Patients with RA had significantly lower levels of PA when compared with non-RA respondents. Pre-lockdown, 48% of patients with RA and 64% of non-RA participants reported that they were physically active. During the lockdown, PA levels were reduced by 38% across both groups, with a more significant decrease in the RA population (59% vs 33%, respectively). Body weight increased by 40% across all participants, with the RA cohort experiencing weight gain significantly more than the non-RA group (59% vs 35%, respectively). Despite this, those without RA reported eating more during this time than patients with RA (25% vs 15%, respectively).
The biggest barrier participants faced regarding PA was access to equipment and facilities (RA: 37%; non-RA: 33%), although home-based exercises increased 53% during this time.

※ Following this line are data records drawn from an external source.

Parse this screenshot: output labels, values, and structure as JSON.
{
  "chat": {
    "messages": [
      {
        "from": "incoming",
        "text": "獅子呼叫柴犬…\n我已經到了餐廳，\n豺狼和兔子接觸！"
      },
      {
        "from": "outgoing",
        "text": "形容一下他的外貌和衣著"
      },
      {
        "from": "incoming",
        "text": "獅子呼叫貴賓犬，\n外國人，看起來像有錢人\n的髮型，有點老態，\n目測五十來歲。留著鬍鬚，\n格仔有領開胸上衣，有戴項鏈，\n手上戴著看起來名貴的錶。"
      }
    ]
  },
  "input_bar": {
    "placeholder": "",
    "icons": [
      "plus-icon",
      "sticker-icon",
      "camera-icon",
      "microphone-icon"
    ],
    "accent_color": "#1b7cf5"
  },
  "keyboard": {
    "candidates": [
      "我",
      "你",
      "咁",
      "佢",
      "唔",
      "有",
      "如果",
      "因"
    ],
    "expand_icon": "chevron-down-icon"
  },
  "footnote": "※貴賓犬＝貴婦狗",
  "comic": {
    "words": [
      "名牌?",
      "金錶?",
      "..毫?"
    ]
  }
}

Mental wellbeing was low in both groups (RA: 20.8 ± 4.2; non-RA: 22.2 ± 3.4, p = 0.080). Nearly half of patients with RA (44%) and 28% of non-RA respondents fell into the low mental wellbeing category.
A group of 27 non-RA participants were matched for age, sex, height, weight, and BMI with the 27 patients with RA. In this evaluation, patients with RA were less likely to be physically active when compared with the matched controls (67% vs 48%, respectively) and were more likely to further reduce PA during the lockdown (59% vs 41%, respectively). Mental wellbeing scores were lower for RA respondents when compared with non-RA participants (44% vs 33%, respectively).
Results may have been affected by the convenience sampling approach, which hindered an accurate response rate. Further, assessment of causality was unavailable due to the study’s cross-sectional design. The small sample size and demographic differences limited the study and potentially underpowered the analysis. Investigators found, however, that after matching groups, results were similar throughout the sample. Lastly, there is always a risk of bias for all self-reported data.
“The key reason for reduced PA participation appears to be limited access to equipment and facilities, which has then impacted on types of exercise performed. Therefore, our findings show the lockdown has perhaps unintentionally created restrictions on incidental and volitional PA,” investigators concluded. “The combination of low PA levels and obesity could negatively impact on disease activity and overall health for people with RA. Following the COVID-19 pandemic, PA promotion specifically for people with RA will be needed to prevent a pandemic of inactivity.”
Balchin C, Tan AL, Wilson OJ, McKenna J, Stavropoulos-Kalinoglou A. Participation in physical activity decreased more in people with rheumatoid arthritis than the general population during the COVID-19 lockdown: a cross-sectional study [published online ahead of print, 2021 Nov 30]. Rheumatol Int. 2021;1-10. doi:10.1007/s00296-021-05054-4